Task: The data is to be retyped in full, exactly.

☆ ☆ ☆ ☆ ☆ ☆ ☆

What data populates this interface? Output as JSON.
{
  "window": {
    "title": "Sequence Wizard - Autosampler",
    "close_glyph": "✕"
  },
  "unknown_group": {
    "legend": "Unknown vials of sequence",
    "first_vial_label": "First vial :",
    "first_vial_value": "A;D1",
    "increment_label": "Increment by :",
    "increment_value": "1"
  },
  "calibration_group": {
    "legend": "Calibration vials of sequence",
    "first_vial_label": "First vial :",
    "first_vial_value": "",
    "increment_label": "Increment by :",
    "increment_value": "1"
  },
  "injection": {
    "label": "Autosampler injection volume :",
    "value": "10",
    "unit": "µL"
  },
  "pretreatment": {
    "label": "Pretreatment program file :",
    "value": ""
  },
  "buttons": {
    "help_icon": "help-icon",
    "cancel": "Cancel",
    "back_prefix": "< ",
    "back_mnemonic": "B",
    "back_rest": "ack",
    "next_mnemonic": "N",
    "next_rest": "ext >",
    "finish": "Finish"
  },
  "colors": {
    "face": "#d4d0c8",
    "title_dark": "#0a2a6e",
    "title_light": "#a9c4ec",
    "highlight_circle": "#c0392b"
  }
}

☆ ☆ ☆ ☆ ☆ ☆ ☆

Task output:
What data populates this interface? Output as JSON.
{
  "window": {
    "title": "Sequence Wizard - Autosampler",
    "close_glyph": "✕"
  },
  "unknown_group": {
    "legend": "Unknown vials of sequence",
    "first_vial_label": "First vial :",
    "first_vial_value": "A;D1",
    "increment_label": "Increment by :",
    "increment_value": "1"
  },
  "calibration_group": {
    "legend": "Calibration vials of sequence",
    "first_vial_label": "First vial :",
    "first_vial_value": "",
    "increment_label": "Increment by :",
    "increment_value": "1"
  },
  "injection": {
    "label": "Autosampler injection volume :",
    "value": "10",
    "unit": "µL"
  },
  "pretreatment": {
    "label": "Pretreatment program file :",
    "value": ""
  },
  "buttons": {
    "help_icon": "help-icon",
    "cancel": "Cancel",
    "back_prefix": "< ",
    "back_mnemonic": "B",
    "back_rest": "ack",
    "next_mnemonic": "N",
    "next_rest": "ext >",
    "finish": "Finish"
  },
  "colors": {
    "face": "#d4d0c8",
    "title_dark": "#0a2a6e",
    "title_light": "#a9c4ec",
    "highlight_circle": "#c0392b"
  }
}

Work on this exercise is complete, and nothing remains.